There will be a group of highly engaged consumers that are logging on to your Apps, online accounts and other protected areas. How are you getting to know these people better?
Do you know why they are using the assets so regularly and what content or tools they are utilising? And have you asked them what level of relationship they want from you?
To go back to the global trading example that I mentioned earlier in this post, there’s a great opportunity for them to get to know the top 10% much better and then segment these VIPs based on their needs and attitudes rather than just lump them into a top tier.
7. What content is being viewed most on your website?
Websites are typically being built based on great user experience requirements. However too many are failing to optimise the information and content based on actual usage.
If you take a look at your site analytics now, then there will be a majority of site traffic on 20% of your content.
Hence this content should be at the top of any navigation bar or menu. Take a look at any tool, calculator or other interactive area that you may have on your website. If this is the most used content, then why isn’t it in the first area of your content navigation bar?
If your ‘contact us’ section is the second most viewed content area, then move it from the last content menu area to the second etc.

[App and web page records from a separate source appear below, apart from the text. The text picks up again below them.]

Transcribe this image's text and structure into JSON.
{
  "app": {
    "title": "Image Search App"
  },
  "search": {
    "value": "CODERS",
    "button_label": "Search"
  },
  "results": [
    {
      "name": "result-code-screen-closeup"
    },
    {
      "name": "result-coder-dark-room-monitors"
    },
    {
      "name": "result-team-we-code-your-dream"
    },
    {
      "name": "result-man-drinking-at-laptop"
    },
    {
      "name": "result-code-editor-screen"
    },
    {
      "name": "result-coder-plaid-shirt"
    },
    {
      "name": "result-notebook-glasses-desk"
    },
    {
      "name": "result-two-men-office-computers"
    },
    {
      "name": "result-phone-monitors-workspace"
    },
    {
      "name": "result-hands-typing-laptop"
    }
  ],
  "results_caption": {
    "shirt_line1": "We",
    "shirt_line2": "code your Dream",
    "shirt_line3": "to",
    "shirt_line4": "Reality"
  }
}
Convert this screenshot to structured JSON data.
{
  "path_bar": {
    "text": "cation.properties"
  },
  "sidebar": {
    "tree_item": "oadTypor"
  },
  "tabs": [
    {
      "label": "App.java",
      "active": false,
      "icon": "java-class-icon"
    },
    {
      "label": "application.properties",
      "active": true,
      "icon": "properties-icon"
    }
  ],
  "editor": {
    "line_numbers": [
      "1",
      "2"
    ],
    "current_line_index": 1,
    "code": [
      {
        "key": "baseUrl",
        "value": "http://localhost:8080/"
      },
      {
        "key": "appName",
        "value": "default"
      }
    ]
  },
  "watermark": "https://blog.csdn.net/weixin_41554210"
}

This will also allow you to focus more on optimising conversion rates, rather than be blinded by site aesthetics. I reviewed a site recently where the client was very excited about their new website. However it failed the consumer-centric test. It was illogical and didn’t take me through any journey to action.
It looked great but just wasn’t practical.
6. Which people have engaged the most with your content in terms of liking, rating, reviewing, and sharing?
If you offer product ratings and reviews, then it will be important to identify who is rating and reviewing. However there may be a catch.
We often see people ‘gaming’ these features, hoping to receive something in return for giving high marks. So it will be important to open up a dialogue with these people to identify their true value, intentions and the associated marketing opportunity.
5. Which analytics briefs are critical for your business success?
We see many analytics teams drowning in analytics briefs. Every business unit wanting their analytics team to analyse until the cows come home.
However with competing interests, and limited resources, how can you prioritise your efforts on the most valuable ones? Apply the 80 / 20 Rule.
4. Which media channels and formats are delivering value?
This could be a post unto itself, however it’s important to determine what value means for your business.
This will then be determined by your strategy. Which hopefully will be from a consumer-centric perspective where media (and the associated content) is assessed based on a consumer journey rather than channel only perspective. Hence cost per thousand and share of voice become redundant.
3. Which KPIs are the most important?
We regularly assess performance metrics and the conclusion is often the same. A lack of agreed and aligned KPIs to measure success. And a mass of reports, dashboards, and results measures drowning marketers.
2. Which data variables are the most important for marketing?
Whether you believe in contextual targeting and behavioural re-targeting, or starting with segmentation and optimising activity, then you’ll need to agree the most valuable data variables as inputs into your marketing model.
This will involve agreeing the variables that ladder up to an overall measurement framework as well as the key variables or attributes to be used for profiling.
However don’t drown in the myriad of variables that are being recommended to you. Just select the 20% that mean the most.
1. How should your budget be allocated in a new world of marketing opportunity?
Focus on fewer, bigger, bets rather than fragmenting your budget across too much activity that won’t deliver the impact that you require.
Do you have other ideas for applying the 80/20 Rule?
Are you struggling with the complexity that digital and data offer to business? Let TrinityP3 make sense of the new digital ecosystem for you.